The role of investors
As well as the introduction of the corporate governance code, 2014 also saw the FSA introduce a stewardship code to promote greater dialogue between investors and companies and push for governance reform – but again, progress has been slow.
‘There wasn’t much improvement in terms of the relationship between the buy side and companies in the first few years,’ Sugibuchi notes. In a renewed push last year, the government called on asset management firms to disclose their voting records at annual meetings, something the majority of asset management firms have now begun to do.
Japan’s Government Pension Investment Fund (GPIF) – the world’s largest pension fund with assets of around ¥162.67 tn as of September 2017 – has been increasingly focusing on governance. It does not invest directly in equities but via asset managers and ‘in order to improve productivity in the private sector, GPIF is demanding that asset managers build engagement with corporate management,’ says Sugibuchi. ‘It has a strong influence in the investment world, and its current focuses are corporate governance and ESG.’
In July 2017 MSCI launched two new ESG-focused indexes aimed at Japanese companies: the MSCI Japan Empowering Women Index and the MSCI Japan ESG Select Leaders Index, with the GPIF.
The country is also seeing a slight increase in shareholder activism, Sugibuchi adds. For example, GPIF has invested in Taiyo Pacific, a US activist fund targeting Japanese companies. Still, ‘Japanese institutional investors are reluctant to ally with aggressive foreign investors,’ Sugibuchi says, adding that if a campaign became a proxy fight at the AGM, ‘it seems unlikely minority shareholders could beat company management without teaming up with domestic investors.’

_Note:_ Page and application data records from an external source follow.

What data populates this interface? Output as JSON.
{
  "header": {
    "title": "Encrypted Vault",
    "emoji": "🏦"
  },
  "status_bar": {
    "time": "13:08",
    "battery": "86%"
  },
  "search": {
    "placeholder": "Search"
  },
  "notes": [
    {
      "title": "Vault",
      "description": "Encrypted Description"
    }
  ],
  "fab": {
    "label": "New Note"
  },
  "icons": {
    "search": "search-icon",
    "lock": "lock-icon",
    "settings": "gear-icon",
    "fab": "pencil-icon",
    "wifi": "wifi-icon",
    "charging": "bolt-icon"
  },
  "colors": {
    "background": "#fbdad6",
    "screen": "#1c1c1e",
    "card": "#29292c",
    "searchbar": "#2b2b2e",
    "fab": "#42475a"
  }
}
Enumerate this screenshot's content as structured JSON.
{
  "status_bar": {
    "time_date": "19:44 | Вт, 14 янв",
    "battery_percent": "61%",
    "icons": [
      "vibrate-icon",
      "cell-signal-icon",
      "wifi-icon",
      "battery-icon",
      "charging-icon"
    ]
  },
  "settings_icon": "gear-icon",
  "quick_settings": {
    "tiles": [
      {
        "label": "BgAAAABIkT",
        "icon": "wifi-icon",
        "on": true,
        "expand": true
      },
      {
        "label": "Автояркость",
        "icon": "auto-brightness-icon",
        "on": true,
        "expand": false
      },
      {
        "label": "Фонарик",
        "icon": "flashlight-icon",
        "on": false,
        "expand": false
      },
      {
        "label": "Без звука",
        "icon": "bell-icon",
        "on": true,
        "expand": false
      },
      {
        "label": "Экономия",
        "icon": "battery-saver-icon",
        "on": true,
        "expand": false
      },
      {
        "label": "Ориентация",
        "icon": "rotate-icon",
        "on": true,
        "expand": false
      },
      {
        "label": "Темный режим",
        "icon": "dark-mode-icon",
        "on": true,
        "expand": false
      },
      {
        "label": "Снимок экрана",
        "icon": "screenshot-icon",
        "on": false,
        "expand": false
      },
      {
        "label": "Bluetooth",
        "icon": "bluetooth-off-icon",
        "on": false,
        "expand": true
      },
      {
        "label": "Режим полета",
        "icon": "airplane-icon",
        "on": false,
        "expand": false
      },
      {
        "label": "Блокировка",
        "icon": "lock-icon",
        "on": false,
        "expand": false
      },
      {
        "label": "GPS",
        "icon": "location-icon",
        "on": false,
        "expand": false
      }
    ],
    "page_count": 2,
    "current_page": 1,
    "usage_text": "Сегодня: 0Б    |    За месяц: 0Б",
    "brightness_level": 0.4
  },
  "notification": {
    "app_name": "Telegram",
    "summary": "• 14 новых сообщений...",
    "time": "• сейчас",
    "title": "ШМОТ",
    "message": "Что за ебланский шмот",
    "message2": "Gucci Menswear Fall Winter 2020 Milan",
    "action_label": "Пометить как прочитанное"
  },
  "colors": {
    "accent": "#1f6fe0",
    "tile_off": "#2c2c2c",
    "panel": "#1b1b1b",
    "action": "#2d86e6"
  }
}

He says public campaigns are likely to have more of an impact as Japanese management values reputation.